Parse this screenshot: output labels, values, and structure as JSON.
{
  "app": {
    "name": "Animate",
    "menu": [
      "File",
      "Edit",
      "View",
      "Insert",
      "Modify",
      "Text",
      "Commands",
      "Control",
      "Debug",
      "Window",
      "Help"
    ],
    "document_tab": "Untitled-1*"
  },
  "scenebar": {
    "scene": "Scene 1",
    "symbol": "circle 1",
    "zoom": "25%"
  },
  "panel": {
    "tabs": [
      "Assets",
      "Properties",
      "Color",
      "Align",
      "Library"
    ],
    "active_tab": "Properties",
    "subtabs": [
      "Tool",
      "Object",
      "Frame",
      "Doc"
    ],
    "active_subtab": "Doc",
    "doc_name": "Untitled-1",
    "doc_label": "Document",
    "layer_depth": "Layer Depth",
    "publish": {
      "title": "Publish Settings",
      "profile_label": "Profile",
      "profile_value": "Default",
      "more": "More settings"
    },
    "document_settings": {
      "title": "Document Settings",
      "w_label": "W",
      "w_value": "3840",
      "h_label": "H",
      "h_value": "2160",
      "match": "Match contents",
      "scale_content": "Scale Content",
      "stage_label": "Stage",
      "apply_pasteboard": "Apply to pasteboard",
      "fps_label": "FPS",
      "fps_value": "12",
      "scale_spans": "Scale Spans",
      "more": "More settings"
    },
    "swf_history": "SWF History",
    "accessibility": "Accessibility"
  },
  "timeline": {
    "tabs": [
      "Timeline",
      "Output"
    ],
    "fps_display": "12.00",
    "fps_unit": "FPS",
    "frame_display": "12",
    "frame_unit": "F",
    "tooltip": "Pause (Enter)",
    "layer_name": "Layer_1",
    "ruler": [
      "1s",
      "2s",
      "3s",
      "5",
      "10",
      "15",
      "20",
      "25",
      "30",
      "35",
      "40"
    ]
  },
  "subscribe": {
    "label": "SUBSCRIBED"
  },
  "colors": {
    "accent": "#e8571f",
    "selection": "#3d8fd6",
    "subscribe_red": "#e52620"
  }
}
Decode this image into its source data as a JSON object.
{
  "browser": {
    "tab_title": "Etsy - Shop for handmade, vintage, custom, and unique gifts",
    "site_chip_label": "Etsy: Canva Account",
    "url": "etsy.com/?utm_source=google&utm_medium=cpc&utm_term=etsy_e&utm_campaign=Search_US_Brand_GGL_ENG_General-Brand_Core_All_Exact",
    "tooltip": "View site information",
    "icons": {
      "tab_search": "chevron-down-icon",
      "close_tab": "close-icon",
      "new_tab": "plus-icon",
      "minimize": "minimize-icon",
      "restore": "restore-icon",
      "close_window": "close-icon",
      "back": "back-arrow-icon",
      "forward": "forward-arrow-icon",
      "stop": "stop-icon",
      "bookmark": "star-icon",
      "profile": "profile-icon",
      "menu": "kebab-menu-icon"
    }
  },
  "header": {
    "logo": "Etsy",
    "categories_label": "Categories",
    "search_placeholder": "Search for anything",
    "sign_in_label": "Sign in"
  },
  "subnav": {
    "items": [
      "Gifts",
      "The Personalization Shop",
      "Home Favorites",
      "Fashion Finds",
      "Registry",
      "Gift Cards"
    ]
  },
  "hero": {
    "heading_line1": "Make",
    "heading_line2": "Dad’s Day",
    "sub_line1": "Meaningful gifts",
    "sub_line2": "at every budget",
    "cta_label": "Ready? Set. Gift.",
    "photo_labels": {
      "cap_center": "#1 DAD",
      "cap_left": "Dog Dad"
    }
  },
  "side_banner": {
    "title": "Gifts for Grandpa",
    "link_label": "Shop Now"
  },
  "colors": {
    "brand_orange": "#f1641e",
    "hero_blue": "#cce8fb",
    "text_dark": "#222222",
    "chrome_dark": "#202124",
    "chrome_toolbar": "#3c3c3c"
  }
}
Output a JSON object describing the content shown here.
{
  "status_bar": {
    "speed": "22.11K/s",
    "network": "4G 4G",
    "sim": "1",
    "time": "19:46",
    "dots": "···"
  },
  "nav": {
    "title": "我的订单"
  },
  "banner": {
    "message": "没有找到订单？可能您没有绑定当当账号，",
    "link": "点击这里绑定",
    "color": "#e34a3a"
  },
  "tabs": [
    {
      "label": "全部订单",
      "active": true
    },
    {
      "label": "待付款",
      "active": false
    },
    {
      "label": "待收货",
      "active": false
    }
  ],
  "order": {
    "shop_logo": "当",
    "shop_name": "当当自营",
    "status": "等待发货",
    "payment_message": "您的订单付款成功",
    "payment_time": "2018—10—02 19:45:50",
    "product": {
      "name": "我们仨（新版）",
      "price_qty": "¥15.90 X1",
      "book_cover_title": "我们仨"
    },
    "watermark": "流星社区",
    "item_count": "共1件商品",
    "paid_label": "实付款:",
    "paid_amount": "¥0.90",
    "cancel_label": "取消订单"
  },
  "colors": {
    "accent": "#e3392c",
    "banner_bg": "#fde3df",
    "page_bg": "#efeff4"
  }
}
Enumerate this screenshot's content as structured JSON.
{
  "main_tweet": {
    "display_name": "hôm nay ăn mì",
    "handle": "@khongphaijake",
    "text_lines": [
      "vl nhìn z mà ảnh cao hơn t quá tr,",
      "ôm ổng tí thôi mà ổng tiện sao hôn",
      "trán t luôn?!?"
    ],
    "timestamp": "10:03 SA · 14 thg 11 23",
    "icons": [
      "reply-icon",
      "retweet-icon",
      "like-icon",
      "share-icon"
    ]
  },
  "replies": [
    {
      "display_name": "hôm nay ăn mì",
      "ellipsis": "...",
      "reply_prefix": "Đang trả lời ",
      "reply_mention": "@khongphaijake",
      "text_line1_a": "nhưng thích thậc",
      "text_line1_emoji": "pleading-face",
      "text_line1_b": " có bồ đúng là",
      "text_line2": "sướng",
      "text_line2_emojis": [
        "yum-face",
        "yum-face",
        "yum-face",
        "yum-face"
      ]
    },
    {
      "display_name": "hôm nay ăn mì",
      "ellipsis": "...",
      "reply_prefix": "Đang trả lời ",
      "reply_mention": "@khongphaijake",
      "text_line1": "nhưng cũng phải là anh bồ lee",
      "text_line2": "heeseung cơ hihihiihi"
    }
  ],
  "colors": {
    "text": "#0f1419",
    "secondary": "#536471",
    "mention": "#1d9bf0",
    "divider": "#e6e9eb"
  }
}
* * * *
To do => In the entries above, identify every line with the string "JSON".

Solution to this problem =>
Parse this screenshot: output labels, values, and structure as JSON.
Decode this image into its source data as a JSON object.
Output a JSON object describing the content shown here.
Enumerate this screenshot's content as structured JSON.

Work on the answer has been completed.